Front line clinics in Kenya, such as the one pictured here, carry four different dosage packs of Coartem to cover all age groups. In addition, coartem is given for free to all patients, and people over five years of age are generally tested before this artesunate-based combination therapy (ACT) drug is prescribed. This comprehensive approach means that there is no discrimination in providing care.
In other countries free ACTs that have been provided through donor support are intended only for children less than five years of age. ACTs for the remainder of the population have not been bought by health authorities based on concerns for cost. Sometimes then, the free ACTs from donor programs have been used inappropriately for older patients. Kenya appears to be avoiding this problem.
The lesson is even larger than that of the need for drug forecasting and adequate procurement. The Kenyan Ministry of Health recognizes that ACT has a preventive effect as reported by Sutherland and colleagues whose â€œresults suggest that co-artemether has specific activity against immature sequestered gametocytes, and has the capacity to minimize transmission of drug-resistant parasites,â€ though this can be modest in some settings. If only a portion of the population is treated, this benefit of reducing transmission is missed.
Another benefit is economic. The Kenyan Ministry of Health also recognizes that if a parent is sick with malaria and misses work, the whole family will be affected. Just as WHO is calling for free nets for all, there also needs to be free ACTs for all who are infected with malaria.

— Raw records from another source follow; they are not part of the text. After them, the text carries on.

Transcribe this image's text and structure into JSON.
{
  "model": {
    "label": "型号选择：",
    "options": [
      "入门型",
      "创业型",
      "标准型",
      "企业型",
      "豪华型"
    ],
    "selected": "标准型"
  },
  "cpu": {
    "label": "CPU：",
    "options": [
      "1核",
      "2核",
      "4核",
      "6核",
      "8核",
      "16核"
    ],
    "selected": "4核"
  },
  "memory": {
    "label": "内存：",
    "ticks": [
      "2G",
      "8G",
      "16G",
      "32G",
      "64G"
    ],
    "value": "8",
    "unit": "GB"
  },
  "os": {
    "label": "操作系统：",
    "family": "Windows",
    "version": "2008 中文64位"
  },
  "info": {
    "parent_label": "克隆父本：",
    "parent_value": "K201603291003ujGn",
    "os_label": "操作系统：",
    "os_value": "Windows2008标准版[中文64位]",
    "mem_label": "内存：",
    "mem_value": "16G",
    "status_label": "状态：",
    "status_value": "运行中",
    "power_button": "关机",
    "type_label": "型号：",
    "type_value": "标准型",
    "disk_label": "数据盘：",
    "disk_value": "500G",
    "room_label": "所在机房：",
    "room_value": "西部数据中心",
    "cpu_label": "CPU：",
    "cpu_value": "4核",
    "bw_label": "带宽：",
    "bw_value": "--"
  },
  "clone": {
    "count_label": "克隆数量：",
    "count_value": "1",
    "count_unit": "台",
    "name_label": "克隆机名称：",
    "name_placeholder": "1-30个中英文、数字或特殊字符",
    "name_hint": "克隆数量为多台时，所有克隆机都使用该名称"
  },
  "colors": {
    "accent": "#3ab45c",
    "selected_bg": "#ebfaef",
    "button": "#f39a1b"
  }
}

To do this we need continued donor and country support as well as a wider range of WHO pre-qualified ACTs to create competition and bring ACT prices down.